The option is used in the wild, but not as widely as I first believed. We've already fixed a couple projects that were using it. I think the Release Note is the right solution. Thanks for doing that. I withdraw my suggestion to allow and ignore.

rsmith added inline comments.Mar 2 2021, 2:53 PM
clang/www/cxx_status.html
1206–1210

We have, so far, listed DR papers only in the section of cxx_status for the earliest language they affect (that is: the section for C++XY lists the papers that we implement in C++XY but not in earlier versions). I'm not tied to that approach, but if we want to switch away from that (and list DR papers multiple times) we should do so consistently throughout this page -- also, if we go that way, maybe the earlier reference to the paper should contain a link to the later one?
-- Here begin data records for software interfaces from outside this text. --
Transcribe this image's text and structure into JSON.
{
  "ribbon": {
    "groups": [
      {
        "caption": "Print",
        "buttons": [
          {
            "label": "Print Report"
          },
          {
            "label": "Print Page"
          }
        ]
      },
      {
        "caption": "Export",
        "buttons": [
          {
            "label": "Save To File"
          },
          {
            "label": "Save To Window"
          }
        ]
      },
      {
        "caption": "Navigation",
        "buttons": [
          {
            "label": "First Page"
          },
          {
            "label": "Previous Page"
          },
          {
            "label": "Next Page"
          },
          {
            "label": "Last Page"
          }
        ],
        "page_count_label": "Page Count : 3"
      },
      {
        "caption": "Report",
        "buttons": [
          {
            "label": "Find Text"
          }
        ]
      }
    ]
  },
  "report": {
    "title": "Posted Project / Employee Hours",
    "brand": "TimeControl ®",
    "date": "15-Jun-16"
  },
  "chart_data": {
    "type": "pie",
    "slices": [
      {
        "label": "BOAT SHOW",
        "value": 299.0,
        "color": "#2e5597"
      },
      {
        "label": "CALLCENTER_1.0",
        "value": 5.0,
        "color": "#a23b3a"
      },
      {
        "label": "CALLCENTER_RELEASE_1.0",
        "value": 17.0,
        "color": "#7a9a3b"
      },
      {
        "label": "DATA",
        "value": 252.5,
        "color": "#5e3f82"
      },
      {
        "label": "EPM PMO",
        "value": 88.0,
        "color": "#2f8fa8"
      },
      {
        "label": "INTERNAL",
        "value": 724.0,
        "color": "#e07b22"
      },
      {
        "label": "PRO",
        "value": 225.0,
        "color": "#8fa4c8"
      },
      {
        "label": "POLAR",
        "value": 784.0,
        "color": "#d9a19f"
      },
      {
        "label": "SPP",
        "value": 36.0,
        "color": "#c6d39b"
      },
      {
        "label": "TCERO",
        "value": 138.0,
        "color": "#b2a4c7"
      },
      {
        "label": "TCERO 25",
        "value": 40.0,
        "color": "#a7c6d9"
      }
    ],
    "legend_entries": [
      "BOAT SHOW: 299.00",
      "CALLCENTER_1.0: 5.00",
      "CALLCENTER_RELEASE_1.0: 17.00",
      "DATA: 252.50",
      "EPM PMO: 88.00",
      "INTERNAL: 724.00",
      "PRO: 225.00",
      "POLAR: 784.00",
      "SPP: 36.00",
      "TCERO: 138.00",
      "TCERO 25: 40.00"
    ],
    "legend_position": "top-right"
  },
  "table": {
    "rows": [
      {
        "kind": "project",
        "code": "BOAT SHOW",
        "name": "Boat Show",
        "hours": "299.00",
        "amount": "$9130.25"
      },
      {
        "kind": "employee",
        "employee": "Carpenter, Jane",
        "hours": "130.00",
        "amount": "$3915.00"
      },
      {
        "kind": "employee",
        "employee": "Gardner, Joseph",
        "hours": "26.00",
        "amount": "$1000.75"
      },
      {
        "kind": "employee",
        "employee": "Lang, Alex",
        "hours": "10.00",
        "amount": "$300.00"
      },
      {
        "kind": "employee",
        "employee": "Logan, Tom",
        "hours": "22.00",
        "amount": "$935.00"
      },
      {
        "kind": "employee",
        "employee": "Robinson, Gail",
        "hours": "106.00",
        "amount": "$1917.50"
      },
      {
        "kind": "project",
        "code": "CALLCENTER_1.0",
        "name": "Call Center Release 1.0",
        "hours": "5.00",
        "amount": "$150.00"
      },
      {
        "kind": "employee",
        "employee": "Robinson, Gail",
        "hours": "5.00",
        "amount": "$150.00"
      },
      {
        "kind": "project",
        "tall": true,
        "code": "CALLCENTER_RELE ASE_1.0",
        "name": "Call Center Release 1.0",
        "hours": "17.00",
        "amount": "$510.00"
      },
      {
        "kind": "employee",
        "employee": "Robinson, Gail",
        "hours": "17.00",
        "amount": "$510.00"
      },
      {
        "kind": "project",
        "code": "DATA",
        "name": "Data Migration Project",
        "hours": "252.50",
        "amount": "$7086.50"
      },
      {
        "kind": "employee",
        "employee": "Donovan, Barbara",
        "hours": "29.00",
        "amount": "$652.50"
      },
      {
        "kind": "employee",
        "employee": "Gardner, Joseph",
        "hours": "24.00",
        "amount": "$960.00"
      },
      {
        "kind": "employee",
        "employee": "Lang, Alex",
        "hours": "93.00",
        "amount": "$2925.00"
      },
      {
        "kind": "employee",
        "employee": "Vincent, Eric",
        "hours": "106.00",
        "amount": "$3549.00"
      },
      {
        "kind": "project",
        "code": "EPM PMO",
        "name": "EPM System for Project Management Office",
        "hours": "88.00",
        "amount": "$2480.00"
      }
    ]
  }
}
The preceding paper, P0593R6, is a bit of a special case because while -- per our "DRs apply retroactively as far back as they make sense" policy -- it should apply retroactively all the way back to C++98, it only actually affects Clang's behavior in C++20 mode, as part of P0784R7, which allowed pseudo-destruction in constant expressions. Maybe there's a clearer way to present that change.

sberg added a subscriber: sberg.Fri, Mar 19, 8:25 AM

This change causes

#include <memory>
std::shared_ptr<int> x1;
std::shared_ptr<int> f() {
    std::shared_ptr<int> & r = x1;
    r.reset(new int);
    return r;
}
int main() {
    std::shared_ptr<int> x2 = f();
    long n = x2.use_count();
    return n;
}

when built with -std=c++20 to erroneously return a use_count of 1 instead of 2 now.

Confirmed: yikes. @nullptr.cpp, I'm going to open a new pull request to revert this, to poke the buildbot, just in case reverting it causes new failures. But I certainly don't object if someone wants to be more bold than me in reverting quickly.
Here's a reduced test case: https://godbolt.org/z/dz43W4

struct A {
    A(A&&);
    A(const A&);
};

extern A global;

A f() {
    A& r = global;
    return r;
}

To whom it may concern, see D98971. I'm (unwisely?) trying a surgical fix rather than trying to revert the month-old thing. (Let's please discuss anything D98971-specific over there.)